(What needs to be done):
Below are some entries. Copy each line in them that holds "title".

(Task material):

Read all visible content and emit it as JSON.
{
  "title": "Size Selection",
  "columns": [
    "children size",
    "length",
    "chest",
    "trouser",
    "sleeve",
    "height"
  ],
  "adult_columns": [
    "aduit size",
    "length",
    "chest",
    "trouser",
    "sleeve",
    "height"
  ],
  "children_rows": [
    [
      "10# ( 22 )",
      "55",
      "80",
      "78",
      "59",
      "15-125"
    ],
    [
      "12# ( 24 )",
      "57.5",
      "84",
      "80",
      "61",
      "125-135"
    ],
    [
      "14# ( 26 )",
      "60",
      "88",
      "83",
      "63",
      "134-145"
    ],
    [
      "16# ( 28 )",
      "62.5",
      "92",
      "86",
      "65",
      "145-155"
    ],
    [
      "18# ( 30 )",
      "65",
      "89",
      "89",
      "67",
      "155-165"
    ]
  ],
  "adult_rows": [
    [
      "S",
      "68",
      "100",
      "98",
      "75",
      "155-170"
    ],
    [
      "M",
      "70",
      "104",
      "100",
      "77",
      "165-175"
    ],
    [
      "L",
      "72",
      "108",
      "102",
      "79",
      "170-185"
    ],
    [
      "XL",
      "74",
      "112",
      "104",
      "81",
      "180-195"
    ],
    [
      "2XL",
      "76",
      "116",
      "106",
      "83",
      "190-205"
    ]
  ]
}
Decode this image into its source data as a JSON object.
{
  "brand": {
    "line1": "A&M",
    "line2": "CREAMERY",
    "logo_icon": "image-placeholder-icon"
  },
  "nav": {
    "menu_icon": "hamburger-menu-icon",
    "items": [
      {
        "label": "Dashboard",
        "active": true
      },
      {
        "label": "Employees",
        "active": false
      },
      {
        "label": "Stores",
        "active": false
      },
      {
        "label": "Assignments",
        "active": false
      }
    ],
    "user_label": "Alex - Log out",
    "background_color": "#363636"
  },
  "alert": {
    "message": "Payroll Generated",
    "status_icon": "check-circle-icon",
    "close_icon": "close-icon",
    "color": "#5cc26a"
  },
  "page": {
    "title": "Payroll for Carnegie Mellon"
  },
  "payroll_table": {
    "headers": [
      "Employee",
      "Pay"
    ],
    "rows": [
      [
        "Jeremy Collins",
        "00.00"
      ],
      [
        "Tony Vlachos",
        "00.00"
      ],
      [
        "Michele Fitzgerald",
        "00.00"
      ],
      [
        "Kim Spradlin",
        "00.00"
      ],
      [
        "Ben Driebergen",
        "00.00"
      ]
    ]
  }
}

(Task response):
  "title": "Size Selection",
    "title": "Payroll for Carnegie Mellon"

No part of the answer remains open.